EWL Honors in the Major Seniors Present Final Research

  • Margaret Fiocco '19 and Julie Huntington, Ph.D.
Graduating seniors Emily Karandy, Peggy Fiocco, and Lauren L’Heureux, participants in MMC’s Honors in the Major program, shared their final thesis research with faculty and peers on Tuesday, May 7. 

English and World Literatures major Peggy Fiocco discussed her thesis, “‘Pacify My Mind’: Slave Women’s Escapism of Trauma through the Musicality of Spiritualism and Storytelling” at Tuesday’s program.
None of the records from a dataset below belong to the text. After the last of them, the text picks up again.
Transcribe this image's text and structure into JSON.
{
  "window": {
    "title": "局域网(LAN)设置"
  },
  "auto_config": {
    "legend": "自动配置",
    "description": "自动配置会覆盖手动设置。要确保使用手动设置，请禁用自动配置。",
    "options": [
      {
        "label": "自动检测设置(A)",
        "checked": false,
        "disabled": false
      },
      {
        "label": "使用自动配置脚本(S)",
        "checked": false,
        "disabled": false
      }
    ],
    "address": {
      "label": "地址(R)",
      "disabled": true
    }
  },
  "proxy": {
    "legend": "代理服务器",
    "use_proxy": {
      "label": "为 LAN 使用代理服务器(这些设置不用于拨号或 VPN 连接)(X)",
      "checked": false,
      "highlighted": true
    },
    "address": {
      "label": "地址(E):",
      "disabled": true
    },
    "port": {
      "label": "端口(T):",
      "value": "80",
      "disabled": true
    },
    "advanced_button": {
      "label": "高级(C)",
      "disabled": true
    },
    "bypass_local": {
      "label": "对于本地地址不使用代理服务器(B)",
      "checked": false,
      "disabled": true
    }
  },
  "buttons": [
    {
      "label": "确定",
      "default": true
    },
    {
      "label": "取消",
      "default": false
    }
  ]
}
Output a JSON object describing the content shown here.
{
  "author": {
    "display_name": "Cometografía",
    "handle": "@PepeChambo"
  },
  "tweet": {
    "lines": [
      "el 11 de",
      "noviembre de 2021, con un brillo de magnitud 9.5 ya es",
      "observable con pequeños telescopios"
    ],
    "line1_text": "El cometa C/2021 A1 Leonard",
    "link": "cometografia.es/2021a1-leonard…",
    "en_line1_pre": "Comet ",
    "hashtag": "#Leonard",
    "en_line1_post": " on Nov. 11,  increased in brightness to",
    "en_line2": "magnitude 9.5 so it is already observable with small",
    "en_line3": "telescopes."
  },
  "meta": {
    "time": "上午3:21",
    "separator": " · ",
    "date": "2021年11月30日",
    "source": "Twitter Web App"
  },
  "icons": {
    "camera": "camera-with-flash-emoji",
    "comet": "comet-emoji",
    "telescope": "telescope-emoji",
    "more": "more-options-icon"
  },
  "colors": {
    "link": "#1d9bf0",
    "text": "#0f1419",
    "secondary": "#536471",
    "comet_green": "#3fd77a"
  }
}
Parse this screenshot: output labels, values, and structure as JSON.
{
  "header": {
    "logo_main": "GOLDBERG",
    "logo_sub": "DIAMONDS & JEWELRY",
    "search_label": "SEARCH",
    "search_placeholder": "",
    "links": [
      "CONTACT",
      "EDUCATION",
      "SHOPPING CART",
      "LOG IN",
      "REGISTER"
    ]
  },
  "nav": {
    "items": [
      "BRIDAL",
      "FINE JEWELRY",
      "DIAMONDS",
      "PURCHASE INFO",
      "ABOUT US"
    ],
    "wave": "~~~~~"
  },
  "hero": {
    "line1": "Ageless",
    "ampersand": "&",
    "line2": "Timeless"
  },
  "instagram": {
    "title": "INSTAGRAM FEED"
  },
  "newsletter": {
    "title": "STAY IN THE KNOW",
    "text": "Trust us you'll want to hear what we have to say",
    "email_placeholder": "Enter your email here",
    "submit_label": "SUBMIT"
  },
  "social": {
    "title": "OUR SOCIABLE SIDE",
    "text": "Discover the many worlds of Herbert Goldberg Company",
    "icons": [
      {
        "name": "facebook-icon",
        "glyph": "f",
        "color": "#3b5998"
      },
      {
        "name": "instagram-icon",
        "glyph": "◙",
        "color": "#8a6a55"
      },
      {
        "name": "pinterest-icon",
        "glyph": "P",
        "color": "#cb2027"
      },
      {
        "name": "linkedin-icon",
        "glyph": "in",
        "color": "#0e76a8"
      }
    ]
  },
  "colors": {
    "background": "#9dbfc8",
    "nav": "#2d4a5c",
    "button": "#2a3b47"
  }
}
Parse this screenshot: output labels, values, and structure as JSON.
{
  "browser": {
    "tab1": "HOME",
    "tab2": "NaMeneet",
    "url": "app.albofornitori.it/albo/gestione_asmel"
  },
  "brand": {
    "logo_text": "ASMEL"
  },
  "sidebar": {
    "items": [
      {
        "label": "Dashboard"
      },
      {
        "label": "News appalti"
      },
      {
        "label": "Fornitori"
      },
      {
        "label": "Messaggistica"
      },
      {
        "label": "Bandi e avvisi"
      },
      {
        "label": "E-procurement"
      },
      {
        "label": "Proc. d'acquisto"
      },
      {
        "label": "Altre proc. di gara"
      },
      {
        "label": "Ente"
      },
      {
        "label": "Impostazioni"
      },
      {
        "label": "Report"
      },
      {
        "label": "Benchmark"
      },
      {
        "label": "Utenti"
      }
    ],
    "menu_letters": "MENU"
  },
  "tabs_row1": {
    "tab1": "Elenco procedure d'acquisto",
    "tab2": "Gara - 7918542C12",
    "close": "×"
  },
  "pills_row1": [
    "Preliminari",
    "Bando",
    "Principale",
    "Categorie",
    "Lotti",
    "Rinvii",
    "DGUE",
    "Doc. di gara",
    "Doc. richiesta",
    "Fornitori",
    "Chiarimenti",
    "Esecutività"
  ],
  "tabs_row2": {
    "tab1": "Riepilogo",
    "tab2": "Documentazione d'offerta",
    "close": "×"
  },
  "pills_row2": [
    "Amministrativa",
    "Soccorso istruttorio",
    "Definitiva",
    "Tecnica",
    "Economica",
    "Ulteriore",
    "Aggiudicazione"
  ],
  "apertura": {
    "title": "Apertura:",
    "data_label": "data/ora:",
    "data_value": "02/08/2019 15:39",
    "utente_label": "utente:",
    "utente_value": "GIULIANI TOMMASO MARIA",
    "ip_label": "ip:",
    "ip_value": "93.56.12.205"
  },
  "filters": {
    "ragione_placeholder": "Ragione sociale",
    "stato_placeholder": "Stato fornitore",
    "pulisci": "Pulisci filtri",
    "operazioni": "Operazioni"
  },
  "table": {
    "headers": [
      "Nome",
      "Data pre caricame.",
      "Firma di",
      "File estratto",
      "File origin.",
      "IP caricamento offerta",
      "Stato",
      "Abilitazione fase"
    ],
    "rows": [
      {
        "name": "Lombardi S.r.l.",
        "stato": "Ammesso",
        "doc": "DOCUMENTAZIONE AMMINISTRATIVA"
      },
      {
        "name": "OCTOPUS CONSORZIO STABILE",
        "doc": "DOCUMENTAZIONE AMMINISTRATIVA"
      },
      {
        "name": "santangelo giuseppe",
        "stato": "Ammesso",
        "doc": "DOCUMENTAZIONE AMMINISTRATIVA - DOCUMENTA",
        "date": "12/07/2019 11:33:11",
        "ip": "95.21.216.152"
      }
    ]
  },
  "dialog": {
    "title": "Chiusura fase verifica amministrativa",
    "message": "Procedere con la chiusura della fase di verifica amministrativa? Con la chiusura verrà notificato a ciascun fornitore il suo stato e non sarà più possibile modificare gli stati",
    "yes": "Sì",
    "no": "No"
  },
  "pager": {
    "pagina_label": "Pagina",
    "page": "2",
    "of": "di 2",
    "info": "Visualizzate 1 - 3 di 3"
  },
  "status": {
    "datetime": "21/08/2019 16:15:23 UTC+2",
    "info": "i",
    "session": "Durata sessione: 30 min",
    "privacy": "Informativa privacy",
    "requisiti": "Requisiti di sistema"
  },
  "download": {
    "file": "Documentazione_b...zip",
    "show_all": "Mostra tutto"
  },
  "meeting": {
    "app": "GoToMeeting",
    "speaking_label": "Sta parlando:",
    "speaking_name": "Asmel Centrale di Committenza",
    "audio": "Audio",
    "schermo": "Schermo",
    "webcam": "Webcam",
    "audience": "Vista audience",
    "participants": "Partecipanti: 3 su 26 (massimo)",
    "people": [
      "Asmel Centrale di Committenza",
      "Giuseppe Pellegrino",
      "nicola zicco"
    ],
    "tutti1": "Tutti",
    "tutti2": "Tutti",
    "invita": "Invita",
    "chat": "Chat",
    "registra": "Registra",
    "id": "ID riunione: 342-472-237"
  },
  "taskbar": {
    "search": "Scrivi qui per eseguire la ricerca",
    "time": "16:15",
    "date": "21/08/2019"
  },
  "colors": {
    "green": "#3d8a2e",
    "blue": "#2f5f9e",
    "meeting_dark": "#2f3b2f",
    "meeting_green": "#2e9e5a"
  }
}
Fiocco completed her coursework under the mentorship of Dr. Julie Huntington, who attended the presentations with the other advisors and EWL chair Dr. Jennifer Brown. “These terrific presentations exemplified the kind of interdisciplinary, cumulative work that honors students do in their senior years,” explained Brown. “Each student’s work drew on multiple classes that they had taken over their four years and drew on the skills that we start building on day one in EWL. We can’t wait to see what they do next!”

Emily Karandy '19 and Michael Colvin, Ph.D. Emily Karandy '19 and Michael Colvin, Ph.D.Emily Karandy presented her research and new theoretical approaches used in her thesis, “Sex Drives: Discussing Sexual Violence and the Thwarting of the Male Orgasm in Muriel Spark’s The Driver’s Seat and Judith Rosner’s Looking for Mr. Goodbar.“ 

Thesis advisor Michael Colvin, Ph.D., who also oversaw Emily during her teaching apprenticeship in the fall, was thrilled to continue his work with the graduating senior. “The conversations were so compelling that my office mate said she hoped I didn’t mind that she eavesdropped,” recounts Colvin. “I ended up learning so much about one of my favorite novels and one of my favorite movies.”


Lauren L'Heureux '19 and Martha Sledge, Ph.D. Lauren L’Heureux discussed her senior thesis, a reworking of an original research piece, “The Colonist Prescriptions of Identity: Regaining Autonomy Through the Use of the Magical and Fantastical in the Work of Salman Rushdie.” 

Dr. Martha Sledge, who oversaw L’Heureux’s project, had the privilege to see its evolution throughout the semester. “It’s always exciting to work with students on semester-long projects,” Sledge said. “Through in-depth conversations, I can see projects shift and emerge, and I can watch students grow as writers.” 

Congratulations to these three exceptional scholars!